What the exercise asks - Repeat every entry word for word, but leave the images out of your copy.

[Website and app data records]
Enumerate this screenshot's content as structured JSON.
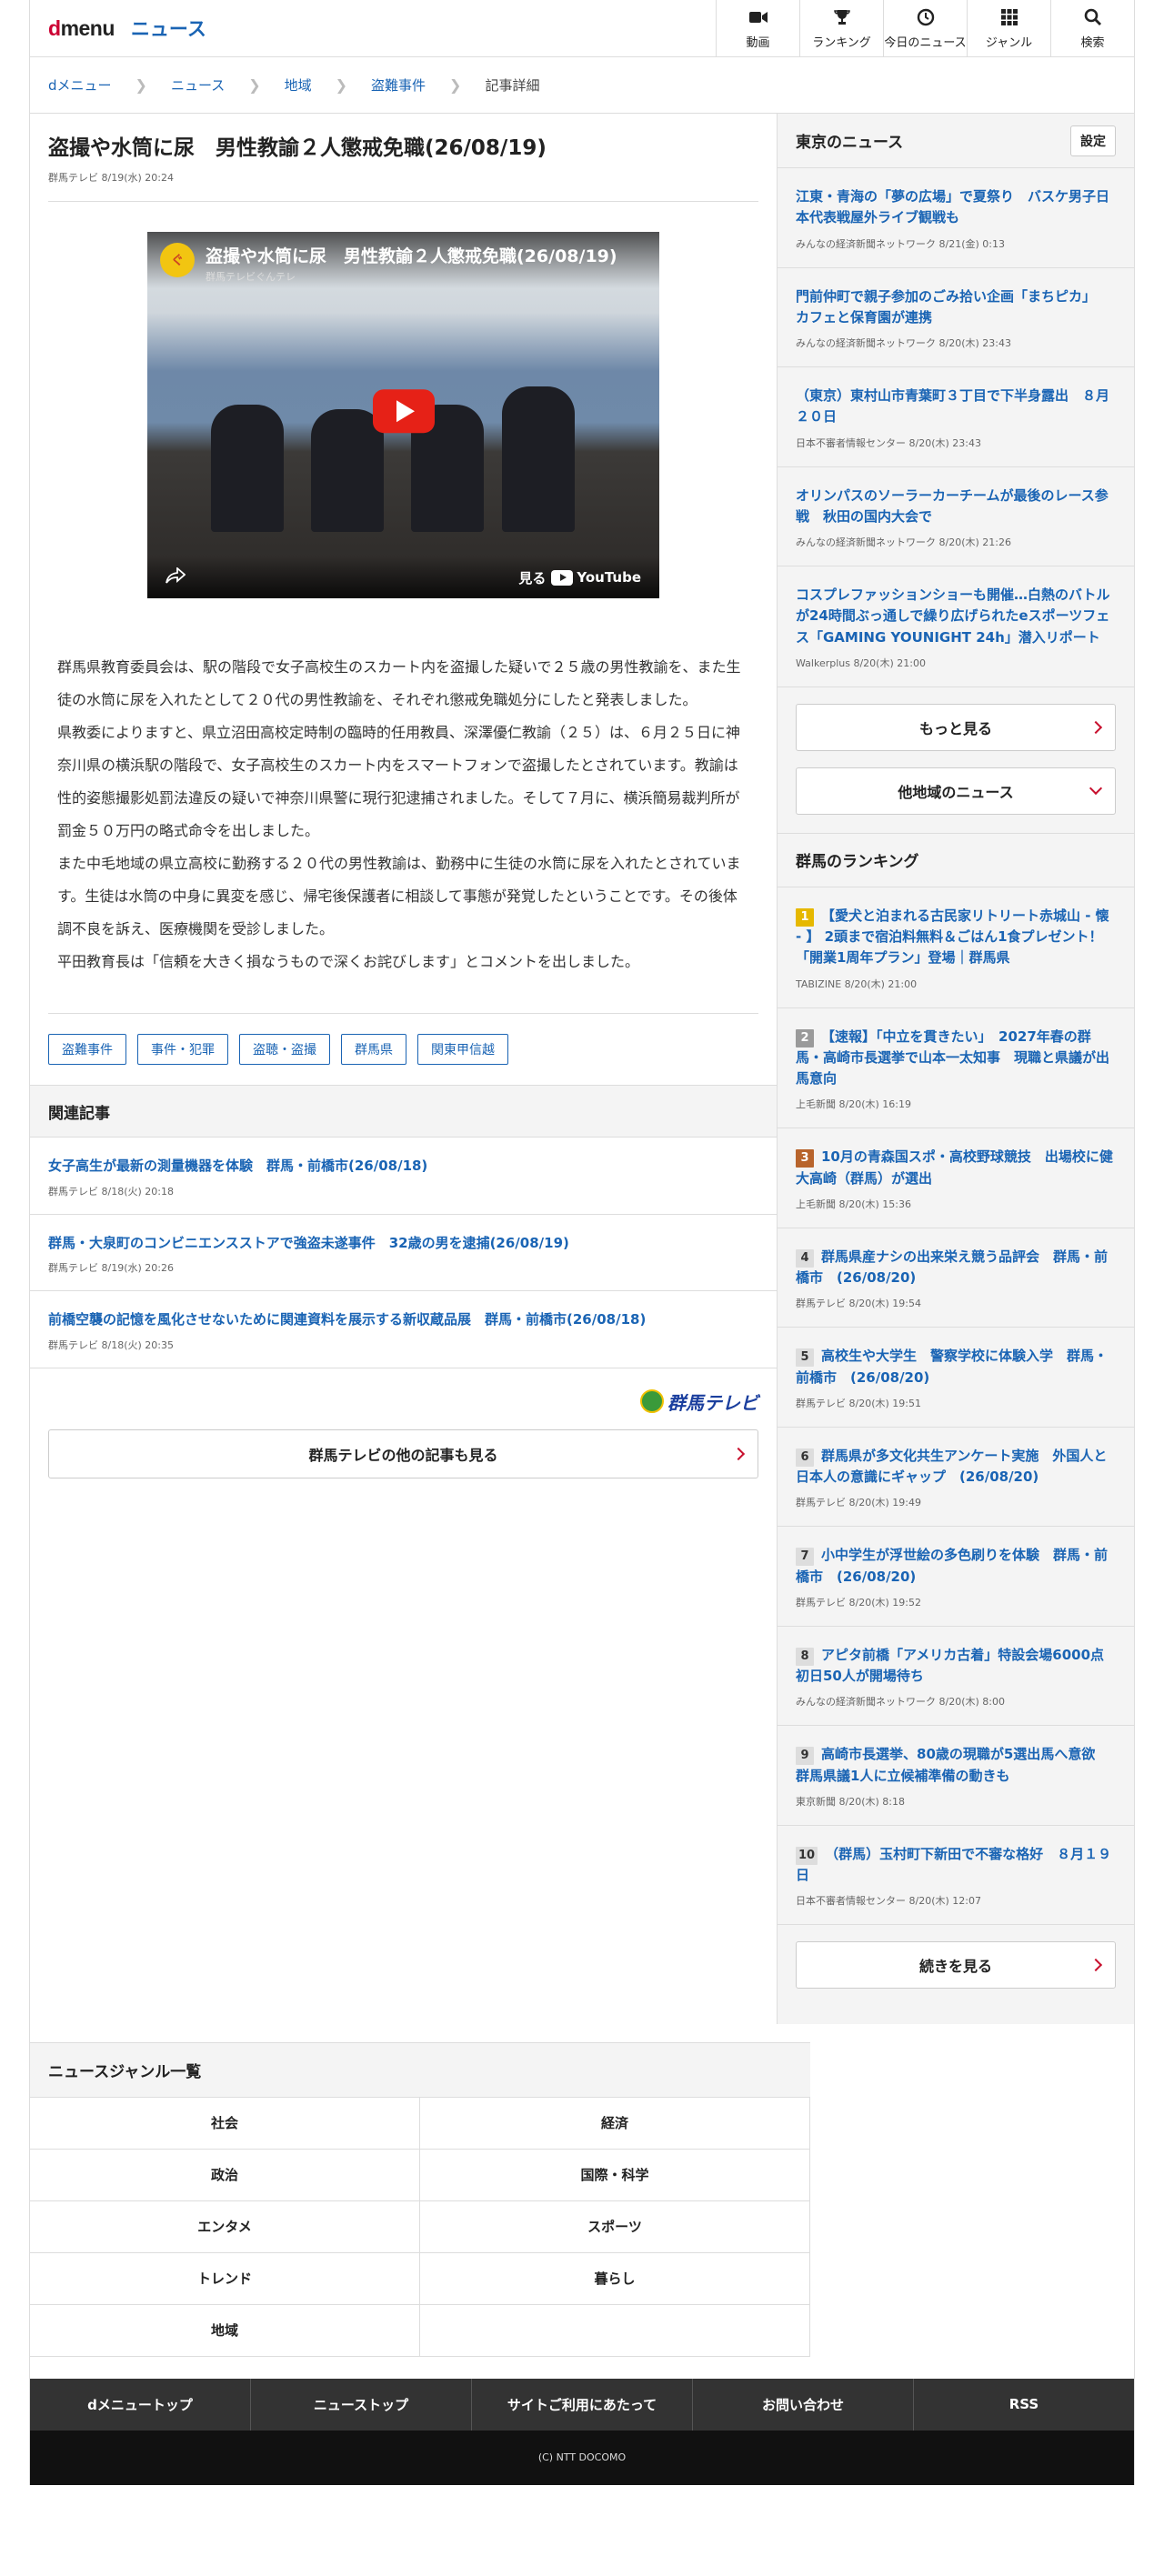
{
  "header": {
    "logo_d": "d",
    "logo_rest": "menu",
    "section": "ニュース",
    "nav": [
      {
        "label": "動画",
        "icon": "video-camera-icon"
      },
      {
        "label": "ランキング",
        "icon": "trophy-icon"
      },
      {
        "label": "今日のニュース",
        "icon": "clock-icon"
      },
      {
        "label": "ジャンル",
        "icon": "grid-icon"
      },
      {
        "label": "検索",
        "icon": "search-icon"
      }
    ]
  },
  "breadcrumb": [
    "dメニュー",
    "ニュース",
    "地域",
    "盗難事件",
    "記事詳細"
  ],
  "article": {
    "title": "盗撮や水筒に尿　男性教諭２人懲戒免職(26/08/19)",
    "meta": "群馬テレビ  8/19(水)  20:24",
    "video_title": "盗撮や水筒に尿　男性教諭２人懲戒免職(26/08/19)",
    "video_channel": "群馬テレビぐんテレ",
    "video_watch": "見る",
    "video_brand": "YouTube",
    "paragraphs": [
      "群馬県教育委員会は、駅の階段で女子高校生のスカート内を盗撮した疑いで２５歳の男性教諭を、また生徒の水筒に尿を入れたとして２０代の男性教諭を、それぞれ懲戒免職処分にしたと発表しました。",
      "県教委によりますと、県立沼田高校定時制の臨時的任用教員、深澤優仁教諭（２５）は、６月２５日に神奈川県の横浜駅の階段で、女子高校生のスカート内をスマートフォンで盗撮したとされています。教諭は性的姿態撮影処罰法違反の疑いで神奈川県警に現行犯逮捕されました。そして７月に、横浜簡易裁判所が罰金５０万円の略式命令を出しました。",
      "また中毛地域の県立高校に勤務する２０代の男性教諭は、勤務中に生徒の水筒に尿を入れたとされています。生徒は水筒の中身に異変を感じ、帰宅後保護者に相談して事態が発覚したということです。その後体調不良を訴え、医療機関を受診しました。",
      "平田教育長は「信頼を大きく損なうもので深くお詫びします」とコメントを出しました。"
    ],
    "tags": [
      "盗難事件",
      "事件・犯罪",
      "盗聴・盗撮",
      "群馬県",
      "関東甲信越"
    ]
  },
  "related": {
    "title": "関連記事",
    "items": [
      {
        "title": "女子高生が最新の測量機器を体験　群馬・前橋市(26/08/18)",
        "meta": "群馬テレビ  8/18(火)  20:18"
      },
      {
        "title": "群馬・大泉町のコンビニエンスストアで強盗未遂事件　32歳の男を逮捕(26/08/19)",
        "meta": "群馬テレビ  8/19(水)  20:26"
      },
      {
        "title": "前橋空襲の記憶を風化させないために関連資料を展示する新収蔵品展　群馬・前橋市(26/08/18)",
        "meta": "群馬テレビ  8/18(火)  20:35"
      }
    ],
    "source_logo": "群馬テレビ",
    "more_label": "群馬テレビの他の記事も見る"
  },
  "side_news": {
    "title": "東京のニュース",
    "setting": "設定",
    "items": [
      {
        "title": "江東・青海の「夢の広場」で夏祭り　バスケ男子日本代表戦屋外ライブ観戦も",
        "meta": "みんなの経済新聞ネットワーク  8/21(金)  0:13"
      },
      {
        "title": "門前仲町で親子参加のごみ拾い企画「まちピカ」　カフェと保育園が連携",
        "meta": "みんなの経済新聞ネットワーク  8/20(木)  23:43"
      },
      {
        "title": "（東京）東村山市青葉町３丁目で下半身露出　８月２０日",
        "meta": "日本不審者情報センター  8/20(木)  23:43"
      },
      {
        "title": "オリンパスのソーラーカーチームが最後のレース参戦　秋田の国内大会で",
        "meta": "みんなの経済新聞ネットワーク  8/20(木)  21:26"
      },
      {
        "title": "コスプレファッションショーも開催…白熱のバトルが24時間ぶっ通しで繰り広げられたeスポーツフェス「GAMING YOUNIGHT 24h」潜入リポート",
        "meta": "Walkerplus  8/20(木)  21:00"
      }
    ],
    "more": "もっと見る",
    "other_region": "他地域のニュース"
  },
  "ranking": {
    "title": "群馬のランキング",
    "items": [
      {
        "rank": "1",
        "title": "【愛犬と泊まれる古民家リトリート赤城山 - 懐 - 】 2頭まで宿泊料無料＆ごはん1食プレゼント！「開業1周年プラン」登場｜群馬県",
        "meta": "TABIZINE  8/20(木)  21:00"
      },
      {
        "rank": "2",
        "title": "【速報】「中立を貫きたい」　2027年春の群馬・高崎市長選挙で山本一太知事　現職と県議が出馬意向",
        "meta": "上毛新聞  8/20(木)  16:19"
      },
      {
        "rank": "3",
        "title": "10月の青森国スポ・高校野球競技　出場校に健大高崎（群馬）が選出",
        "meta": "上毛新聞  8/20(木)  15:36"
      },
      {
        "rank": "4",
        "title": "群馬県産ナシの出来栄え競う品評会　群馬・前橋市　(26/08/20)",
        "meta": "群馬テレビ  8/20(木)  19:54"
      },
      {
        "rank": "5",
        "title": "高校生や大学生　警察学校に体験入学　群馬・前橋市　(26/08/20)",
        "meta": "群馬テレビ  8/20(木)  19:51"
      },
      {
        "rank": "6",
        "title": "群馬県が多文化共生アンケート実施　外国人と日本人の意識にギャップ　(26/08/20)",
        "meta": "群馬テレビ  8/20(木)  19:49"
      },
      {
        "rank": "7",
        "title": "小中学生が浮世絵の多色刷りを体験　群馬・前橋市　(26/08/20)",
        "meta": "群馬テレビ  8/20(木)  19:52"
      },
      {
        "rank": "8",
        "title": "アピタ前橋「アメリカ古着」特設会場6000点　初日50人が開場待ち",
        "meta": "みんなの経済新聞ネットワーク  8/20(木)  8:00"
      },
      {
        "rank": "9",
        "title": "高崎市長選挙、80歳の現職が5選出馬へ意欲　群馬県議1人に立候補準備の動きも",
        "meta": "東京新聞  8/20(木)  8:18"
      },
      {
        "rank": "10",
        "title": "（群馬）玉村町下新田で不審な格好　８月１９日",
        "meta": "日本不審者情報センター  8/20(木)  12:07"
      }
    ],
    "more": "続きを見る"
  },
  "genres": {
    "title": "ニュースジャンル一覧",
    "items": [
      "社会",
      "経済",
      "政治",
      "国際・科学",
      "エンタメ",
      "スポーツ",
      "トレンド",
      "暮らし",
      "地域",
      ""
    ]
  },
  "footer": {
    "nav": [
      "dメニュートップ",
      "ニューストップ",
      "サイトご利用にあたって",
      "お問い合わせ",
      "RSS"
    ],
    "copyright": "(C) NTT DOCOMO"
  },
  "colors": {
    "link": "#1a64b4",
    "brand_red": "#cc0033",
    "gold": "#e6b800",
    "bronze": "#b8642c"
  }
}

Your response -
Enumerate this screenshot's content as structured JSON.
{
  "header": {
    "logo_d": "d",
    "logo_rest": "menu",
    "section": "ニュース",
    "nav": [
      {
        "label": "動画",
        "icon": "video-camera-icon"
      },
      {
        "label": "ランキング",
        "icon": "trophy-icon"
      },
      {
        "label": "今日のニュース",
        "icon": "clock-icon"
      },
      {
        "label": "ジャンル",
        "icon": "grid-icon"
      },
      {
        "label": "検索",
        "icon": "search-icon"
      }
    ]
  },
  "breadcrumb": [
    "dメニュー",
    "ニュース",
    "地域",
    "盗難事件",
    "記事詳細"
  ],
  "article": {
    "title": "盗撮や水筒に尿　男性教諭２人懲戒免職(26/08/19)",
    "meta": "群馬テレビ  8/19(水)  20:24",
    "video_title": "盗撮や水筒に尿　男性教諭２人懲戒免職(26/08/19)",
    "video_channel": "群馬テレビぐんテレ",
    "video_watch": "見る",
    "video_brand": "YouTube",
    "paragraphs": [
      "群馬県教育委員会は、駅の階段で女子高校生のスカート内を盗撮した疑いで２５歳の男性教諭を、また生徒の水筒に尿を入れたとして２０代の男性教諭を、それぞれ懲戒免職処分にしたと発表しました。",
      "県教委によりますと、県立沼田高校定時制の臨時的任用教員、深澤優仁教諭（２５）は、６月２５日に神奈川県の横浜駅の階段で、女子高校生のスカート内をスマートフォンで盗撮したとされています。教諭は性的姿態撮影処罰法違反の疑いで神奈川県警に現行犯逮捕されました。そして７月に、横浜簡易裁判所が罰金５０万円の略式命令を出しました。",
      "また中毛地域の県立高校に勤務する２０代の男性教諭は、勤務中に生徒の水筒に尿を入れたとされています。生徒は水筒の中身に異変を感じ、帰宅後保護者に相談して事態が発覚したということです。その後体調不良を訴え、医療機関を受診しました。",
      "平田教育長は「信頼を大きく損なうもので深くお詫びします」とコメントを出しました。"
    ],
    "tags": [
      "盗難事件",
      "事件・犯罪",
      "盗聴・盗撮",
      "群馬県",
      "関東甲信越"
    ]
  },
  "related": {
    "title": "関連記事",
    "items": [
      {
        "title": "女子高生が最新の測量機器を体験　群馬・前橋市(26/08/18)",
        "meta": "群馬テレビ  8/18(火)  20:18"
      },
      {
        "title": "群馬・大泉町のコンビニエンスストアで強盗未遂事件　32歳の男を逮捕(26/08/19)",
        "meta": "群馬テレビ  8/19(水)  20:26"
      },
      {
        "title": "前橋空襲の記憶を風化させないために関連資料を展示する新収蔵品展　群馬・前橋市(26/08/18)",
        "meta": "群馬テレビ  8/18(火)  20:35"
      }
    ],
    "source_logo": "群馬テレビ",
    "more_label": "群馬テレビの他の記事も見る"
  },
  "side_news": {
    "title": "東京のニュース",
    "setting": "設定",
    "items": [
      {
        "title": "江東・青海の「夢の広場」で夏祭り　バスケ男子日本代表戦屋外ライブ観戦も",
        "meta": "みんなの経済新聞ネットワーク  8/21(金)  0:13"
      },
      {
        "title": "門前仲町で親子参加のごみ拾い企画「まちピカ」　カフェと保育園が連携",
        "meta": "みんなの経済新聞ネットワーク  8/20(木)  23:43"
      },
      {
        "title": "（東京）東村山市青葉町３丁目で下半身露出　８月２０日",
        "meta": "日本不審者情報センター  8/20(木)  23:43"
      },
      {
        "title": "オリンパスのソーラーカーチームが最後のレース参戦　秋田の国内大会で",
        "meta": "みんなの経済新聞ネットワーク  8/20(木)  21:26"
      },
      {
        "title": "コスプレファッションショーも開催…白熱のバトルが24時間ぶっ通しで繰り広げられたeスポーツフェス「GAMING YOUNIGHT 24h」潜入リポート",
        "meta": "Walkerplus  8/20(木)  21:00"
      }
    ],
    "more": "もっと見る",
    "other_region": "他地域のニュース"
  },
  "ranking": {
    "title": "群馬のランキング",
    "items": [
      {
        "rank": "1",
        "title": "【愛犬と泊まれる古民家リトリート赤城山 - 懐 - 】 2頭まで宿泊料無料＆ごはん1食プレゼント！「開業1周年プラン」登場｜群馬県",
        "meta": "TABIZINE  8/20(木)  21:00"
      },
      {
        "rank": "2",
        "title": "【速報】「中立を貫きたい」　2027年春の群馬・高崎市長選挙で山本一太知事　現職と県議が出馬意向",
        "meta": "上毛新聞  8/20(木)  16:19"
      },
      {
        "rank": "3",
        "title": "10月の青森国スポ・高校野球競技　出場校に健大高崎（群馬）が選出",
        "meta": "上毛新聞  8/20(木)  15:36"
      },
      {
        "rank": "4",
        "title": "群馬県産ナシの出来栄え競う品評会　群馬・前橋市　(26/08/20)",
        "meta": "群馬テレビ  8/20(木)  19:54"
      },
      {
        "rank": "5",
        "title": "高校生や大学生　警察学校に体験入学　群馬・前橋市　(26/08/20)",
        "meta": "群馬テレビ  8/20(木)  19:51"
      },
      {
        "rank": "6",
        "title": "群馬県が多文化共生アンケート実施　外国人と日本人の意識にギャップ　(26/08/20)",
        "meta": "群馬テレビ  8/20(木)  19:49"
      },
      {
        "rank": "7",
        "title": "小中学生が浮世絵の多色刷りを体験　群馬・前橋市　(26/08/20)",
        "meta": "群馬テレビ  8/20(木)  19:52"
      },
      {
        "rank": "8",
        "title": "アピタ前橋「アメリカ古着」特設会場6000点　初日50人が開場待ち",
        "meta": "みんなの経済新聞ネットワーク  8/20(木)  8:00"
      },
      {
        "rank": "9",
        "title": "高崎市長選挙、80歳の現職が5選出馬へ意欲　群馬県議1人に立候補準備の動きも",
        "meta": "東京新聞  8/20(木)  8:18"
      },
      {
        "rank": "10",
        "title": "（群馬）玉村町下新田で不審な格好　８月１９日",
        "meta": "日本不審者情報センター  8/20(木)  12:07"
      }
    ],
    "more": "続きを見る"
  },
  "genres": {
    "title": "ニュースジャンル一覧",
    "items": [
      "社会",
      "経済",
      "政治",
      "国際・科学",
      "エンタメ",
      "スポーツ",
      "トレンド",
      "暮らし",
      "地域",
      ""
    ]
  },
  "footer": {
    "nav": [
      "dメニュートップ",
      "ニューストップ",
      "サイトご利用にあたって",
      "お問い合わせ",
      "RSS"
    ],
    "copyright": "(C) NTT DOCOMO"
  },
  "colors": {
    "link": "#1a64b4",
    "brand_red": "#cc0033",
    "gold": "#e6b800",
    "bronze": "#b8642c"
  }
}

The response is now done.